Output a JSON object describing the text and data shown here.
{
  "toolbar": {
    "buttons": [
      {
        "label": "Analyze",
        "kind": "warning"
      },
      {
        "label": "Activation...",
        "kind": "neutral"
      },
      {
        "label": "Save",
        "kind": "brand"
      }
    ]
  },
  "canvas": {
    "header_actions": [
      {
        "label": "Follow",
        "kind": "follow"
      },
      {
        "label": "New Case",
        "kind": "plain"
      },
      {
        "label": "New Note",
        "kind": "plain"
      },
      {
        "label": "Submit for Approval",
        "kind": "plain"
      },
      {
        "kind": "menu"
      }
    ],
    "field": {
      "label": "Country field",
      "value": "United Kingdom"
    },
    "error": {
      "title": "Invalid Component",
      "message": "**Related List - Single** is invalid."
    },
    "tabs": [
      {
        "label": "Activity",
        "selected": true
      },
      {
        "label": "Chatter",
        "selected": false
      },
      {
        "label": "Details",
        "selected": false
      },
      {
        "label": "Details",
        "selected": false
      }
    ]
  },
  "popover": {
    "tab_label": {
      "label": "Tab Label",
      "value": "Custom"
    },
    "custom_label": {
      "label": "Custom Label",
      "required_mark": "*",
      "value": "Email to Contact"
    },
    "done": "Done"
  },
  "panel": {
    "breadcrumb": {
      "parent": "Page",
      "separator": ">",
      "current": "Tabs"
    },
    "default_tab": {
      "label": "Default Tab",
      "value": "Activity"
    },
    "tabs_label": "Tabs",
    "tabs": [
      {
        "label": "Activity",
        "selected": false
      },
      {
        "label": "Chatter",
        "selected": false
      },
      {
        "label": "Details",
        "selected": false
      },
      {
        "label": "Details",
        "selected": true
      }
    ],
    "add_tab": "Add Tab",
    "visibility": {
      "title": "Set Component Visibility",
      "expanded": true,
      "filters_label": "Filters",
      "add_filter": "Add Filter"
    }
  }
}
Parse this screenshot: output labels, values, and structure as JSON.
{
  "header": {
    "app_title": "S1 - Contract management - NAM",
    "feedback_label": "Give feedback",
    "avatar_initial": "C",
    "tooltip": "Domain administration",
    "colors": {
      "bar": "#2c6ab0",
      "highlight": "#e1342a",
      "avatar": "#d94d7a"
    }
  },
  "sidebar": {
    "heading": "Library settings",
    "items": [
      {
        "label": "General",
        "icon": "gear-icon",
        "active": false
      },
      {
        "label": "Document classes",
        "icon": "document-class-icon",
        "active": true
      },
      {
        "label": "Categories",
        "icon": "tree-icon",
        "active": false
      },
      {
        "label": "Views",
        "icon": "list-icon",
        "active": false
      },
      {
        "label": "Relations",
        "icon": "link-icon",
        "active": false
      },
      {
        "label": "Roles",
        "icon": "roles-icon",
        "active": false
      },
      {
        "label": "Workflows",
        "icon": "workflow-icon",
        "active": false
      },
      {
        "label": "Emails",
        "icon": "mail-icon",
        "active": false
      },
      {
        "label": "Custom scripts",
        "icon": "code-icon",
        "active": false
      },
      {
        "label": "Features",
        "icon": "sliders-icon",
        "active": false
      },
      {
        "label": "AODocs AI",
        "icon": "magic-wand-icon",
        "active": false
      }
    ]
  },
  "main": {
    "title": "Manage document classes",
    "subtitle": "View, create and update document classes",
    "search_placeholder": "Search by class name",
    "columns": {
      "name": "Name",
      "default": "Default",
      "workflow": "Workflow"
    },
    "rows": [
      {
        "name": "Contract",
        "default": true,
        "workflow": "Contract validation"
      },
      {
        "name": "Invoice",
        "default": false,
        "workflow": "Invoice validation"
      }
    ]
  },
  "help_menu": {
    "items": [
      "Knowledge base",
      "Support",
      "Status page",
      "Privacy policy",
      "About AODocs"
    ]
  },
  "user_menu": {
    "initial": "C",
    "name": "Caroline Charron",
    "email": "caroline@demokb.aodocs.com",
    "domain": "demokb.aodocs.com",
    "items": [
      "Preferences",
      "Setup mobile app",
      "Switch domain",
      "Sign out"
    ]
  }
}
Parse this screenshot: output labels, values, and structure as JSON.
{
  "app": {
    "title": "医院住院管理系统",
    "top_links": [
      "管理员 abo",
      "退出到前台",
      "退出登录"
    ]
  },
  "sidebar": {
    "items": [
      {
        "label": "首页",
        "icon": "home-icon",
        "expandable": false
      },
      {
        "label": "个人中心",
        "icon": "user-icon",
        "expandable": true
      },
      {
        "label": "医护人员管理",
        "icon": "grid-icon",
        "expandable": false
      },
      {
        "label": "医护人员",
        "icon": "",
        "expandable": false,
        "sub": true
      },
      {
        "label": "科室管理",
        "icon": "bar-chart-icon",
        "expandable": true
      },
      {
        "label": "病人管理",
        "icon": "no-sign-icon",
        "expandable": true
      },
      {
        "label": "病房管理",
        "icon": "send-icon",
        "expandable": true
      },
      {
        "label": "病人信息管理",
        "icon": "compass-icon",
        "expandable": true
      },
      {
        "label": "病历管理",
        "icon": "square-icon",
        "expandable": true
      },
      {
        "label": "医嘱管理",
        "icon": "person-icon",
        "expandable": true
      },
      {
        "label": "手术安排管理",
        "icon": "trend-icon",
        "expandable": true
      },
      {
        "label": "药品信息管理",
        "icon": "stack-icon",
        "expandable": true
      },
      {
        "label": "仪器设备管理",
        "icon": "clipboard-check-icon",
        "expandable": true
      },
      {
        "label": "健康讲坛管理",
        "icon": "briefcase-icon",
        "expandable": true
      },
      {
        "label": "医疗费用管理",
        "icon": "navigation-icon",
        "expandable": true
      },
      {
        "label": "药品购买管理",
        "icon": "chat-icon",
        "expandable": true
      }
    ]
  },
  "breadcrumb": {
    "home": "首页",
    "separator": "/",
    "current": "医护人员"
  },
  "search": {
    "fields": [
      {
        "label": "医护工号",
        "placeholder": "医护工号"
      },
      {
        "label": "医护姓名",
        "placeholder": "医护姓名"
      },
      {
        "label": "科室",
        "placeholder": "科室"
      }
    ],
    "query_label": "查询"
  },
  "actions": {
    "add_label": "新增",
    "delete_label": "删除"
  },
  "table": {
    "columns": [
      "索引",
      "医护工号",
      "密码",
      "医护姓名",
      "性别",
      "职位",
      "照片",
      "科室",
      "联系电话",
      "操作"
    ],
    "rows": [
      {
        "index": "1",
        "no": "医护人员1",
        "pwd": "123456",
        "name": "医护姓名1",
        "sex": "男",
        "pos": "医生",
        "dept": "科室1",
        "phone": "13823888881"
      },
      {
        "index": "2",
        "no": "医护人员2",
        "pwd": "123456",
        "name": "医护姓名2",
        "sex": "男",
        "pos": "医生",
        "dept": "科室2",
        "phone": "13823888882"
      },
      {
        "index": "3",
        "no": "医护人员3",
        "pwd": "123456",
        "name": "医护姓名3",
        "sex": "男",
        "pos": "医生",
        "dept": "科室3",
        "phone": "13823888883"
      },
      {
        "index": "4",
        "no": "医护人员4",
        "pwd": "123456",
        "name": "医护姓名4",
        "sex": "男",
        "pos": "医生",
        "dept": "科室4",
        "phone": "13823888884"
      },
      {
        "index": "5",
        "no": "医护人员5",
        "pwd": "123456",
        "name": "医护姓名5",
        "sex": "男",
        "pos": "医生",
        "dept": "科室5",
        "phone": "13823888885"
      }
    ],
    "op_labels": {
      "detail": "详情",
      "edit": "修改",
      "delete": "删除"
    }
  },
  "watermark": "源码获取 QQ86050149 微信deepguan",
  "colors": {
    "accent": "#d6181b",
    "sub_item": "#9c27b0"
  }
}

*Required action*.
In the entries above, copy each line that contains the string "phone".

*Solution to the problem*.
        "phone": "13823888881"
        "phone": "13823888882"
        "phone": "13823888883"
        "phone": "13823888884"
        "phone": "13823888885"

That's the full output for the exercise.